It wasn't long before variations of the sport began to splinter off—in 1871, the Rugby Football Union was founded, using Rugby School rules from the 1830s that allowed a player to run with the ball in their hands. This new take on the sport would be known as rugby football, or rugger, to separate itself from association football, the traditional feet-only version of the sport. From there, association football would get the nickname assoccer, leading eventually to just soccer. The addition of an "er" at the end of a word was something of a trend at the time, which is why we get the awkward transformation of association into assoccer and soccer.

The first recorded American football game was between the colleges of Rutgers and Princeton in 1869 and used unique rules derived from those in both association and rugby football. Though this new, evolving game would just be called football in the U.S., elsewhere it would become known as gridiron football or American football, much in the way Gaelic football and Australian football have their own distinctions. Eventually in England, rugby football was shortened to just rugby, while association football simply became known as football. Which meant that now there were two footballs, on opposite sides of the Atlantic, and neither side would budge. And Americans would begin referring to England's football by the previous nickname, soccer.

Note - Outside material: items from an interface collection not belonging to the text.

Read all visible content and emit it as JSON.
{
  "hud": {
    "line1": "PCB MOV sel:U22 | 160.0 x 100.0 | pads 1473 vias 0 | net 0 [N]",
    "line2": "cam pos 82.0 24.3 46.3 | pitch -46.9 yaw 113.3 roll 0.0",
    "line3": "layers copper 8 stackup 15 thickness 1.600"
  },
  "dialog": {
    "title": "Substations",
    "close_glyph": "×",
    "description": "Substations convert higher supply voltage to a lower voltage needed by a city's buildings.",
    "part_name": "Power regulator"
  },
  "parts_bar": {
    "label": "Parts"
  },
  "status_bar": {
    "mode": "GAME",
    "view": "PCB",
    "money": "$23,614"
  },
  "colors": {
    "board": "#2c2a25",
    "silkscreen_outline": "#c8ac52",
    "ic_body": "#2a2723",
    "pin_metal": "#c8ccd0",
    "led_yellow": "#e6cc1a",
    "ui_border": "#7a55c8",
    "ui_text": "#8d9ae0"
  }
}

Despite the confusion nowadays, soccer was still a colloquial term used in England well into the 20th century—it rose in popularity following World War II before falling out of favor in the 1970s and ‘80s, according to Szymanski. In more recent years, it’s mostly been used in England in a strictly American context, like when publications and the media refer to U.S. leagues like Major League Soccer (MLS). Currently, soccer is mostly used in countries that have their own competing version of football—including the United States, Canada, and Australia.

While it boils the blood of certain traditionalists, soccer is by no means an Americanism—like the sport itself, this is purely an English export.

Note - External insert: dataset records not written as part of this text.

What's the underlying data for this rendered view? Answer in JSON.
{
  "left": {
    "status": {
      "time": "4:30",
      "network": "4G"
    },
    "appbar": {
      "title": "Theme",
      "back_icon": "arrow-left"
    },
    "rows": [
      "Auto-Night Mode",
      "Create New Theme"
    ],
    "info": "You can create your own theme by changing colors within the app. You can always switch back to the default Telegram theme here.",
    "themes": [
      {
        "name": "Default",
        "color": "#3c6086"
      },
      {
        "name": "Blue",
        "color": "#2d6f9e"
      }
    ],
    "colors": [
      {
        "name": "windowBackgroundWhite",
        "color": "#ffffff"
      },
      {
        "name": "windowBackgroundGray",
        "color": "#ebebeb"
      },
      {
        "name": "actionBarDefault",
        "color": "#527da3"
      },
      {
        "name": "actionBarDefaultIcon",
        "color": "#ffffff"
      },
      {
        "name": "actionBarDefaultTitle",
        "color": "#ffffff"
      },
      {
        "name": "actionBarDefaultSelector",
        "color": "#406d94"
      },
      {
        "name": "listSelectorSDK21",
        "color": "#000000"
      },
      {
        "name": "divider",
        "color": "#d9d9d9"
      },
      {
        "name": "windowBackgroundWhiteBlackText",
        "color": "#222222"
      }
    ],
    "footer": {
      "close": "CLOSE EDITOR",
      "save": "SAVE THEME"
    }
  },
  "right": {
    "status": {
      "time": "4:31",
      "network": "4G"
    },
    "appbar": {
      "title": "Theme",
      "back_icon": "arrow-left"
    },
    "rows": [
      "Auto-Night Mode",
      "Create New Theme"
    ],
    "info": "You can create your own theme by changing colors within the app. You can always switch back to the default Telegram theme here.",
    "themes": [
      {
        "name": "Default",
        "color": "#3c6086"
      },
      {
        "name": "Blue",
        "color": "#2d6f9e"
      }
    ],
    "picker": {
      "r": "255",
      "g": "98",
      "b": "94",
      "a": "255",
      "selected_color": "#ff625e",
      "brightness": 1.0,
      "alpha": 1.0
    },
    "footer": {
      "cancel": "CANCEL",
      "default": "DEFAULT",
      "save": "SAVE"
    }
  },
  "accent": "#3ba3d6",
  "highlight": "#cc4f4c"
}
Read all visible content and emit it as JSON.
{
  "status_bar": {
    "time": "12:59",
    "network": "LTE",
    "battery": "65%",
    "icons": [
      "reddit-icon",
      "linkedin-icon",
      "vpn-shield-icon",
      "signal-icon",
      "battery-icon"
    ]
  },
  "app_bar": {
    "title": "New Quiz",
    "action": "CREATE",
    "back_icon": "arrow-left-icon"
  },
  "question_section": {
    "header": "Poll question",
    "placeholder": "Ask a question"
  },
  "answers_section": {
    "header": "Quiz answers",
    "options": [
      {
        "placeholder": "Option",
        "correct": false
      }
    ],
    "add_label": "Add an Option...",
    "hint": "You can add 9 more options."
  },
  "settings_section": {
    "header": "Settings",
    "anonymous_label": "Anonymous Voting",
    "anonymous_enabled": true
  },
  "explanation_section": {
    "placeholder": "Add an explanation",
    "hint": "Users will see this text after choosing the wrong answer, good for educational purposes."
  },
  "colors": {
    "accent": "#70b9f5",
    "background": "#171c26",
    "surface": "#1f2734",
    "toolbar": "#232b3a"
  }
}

Have you got a Big Question you'd like us to answer? If so, let us know by emailing us at bigquestions@mentalfloss.com.

nextArticle.image_alt|e
YouTube, Hélio Surdos
How a Deaf-Blind Person Watches the World Cup
YouTube, Hélio Surdos
YouTube, Hélio Surdos

Brazilian Sign Language interpreter Hélio Fonseca de Araújo woke up on the day before the opening of the World Cup in 2014 thinking about how he could help his friend Carlos, who is deaf and blind, get access to all the excitement. So he hit the hardware store, rigged up a tabletop model of the field, and enlisted his friend Regiane to provide extra interpretation for all the complex information that needs to come through in a game. He recently brought the setup out again for this World Cup.

Here you can see Carlos watching the Brazil vs. Croatia match live, while Hélio provides Brazilian Sign Language interpretation (which Carlos follows by feeling it with his own hands—this is called tactile signing), and Regiane relays information about fouls, cards, times, and player jersey numbers with social-haptic communication on Carlos’s back.

This is the moment in the second half when it appeared that Brazil had scored a goal, but a foul was called. Hélio later makes sure Carlos can see how Neymar covered his face with his shirt.

And here is Coutinho’s game-turning goal for Brazil.

If you're wondering why Carlos occasionally looks at the screen, many deaf blind people have some residual sight (or hearing). Many deaf-blind people become fluent in sign language as deaf people, before they begin to lose their sight.

See the entire video at Hélio’s YouTube channel here.

A version of this story ran in 2014.

SECTIONS

arrow
LIVE SMARTER
More from mental floss studios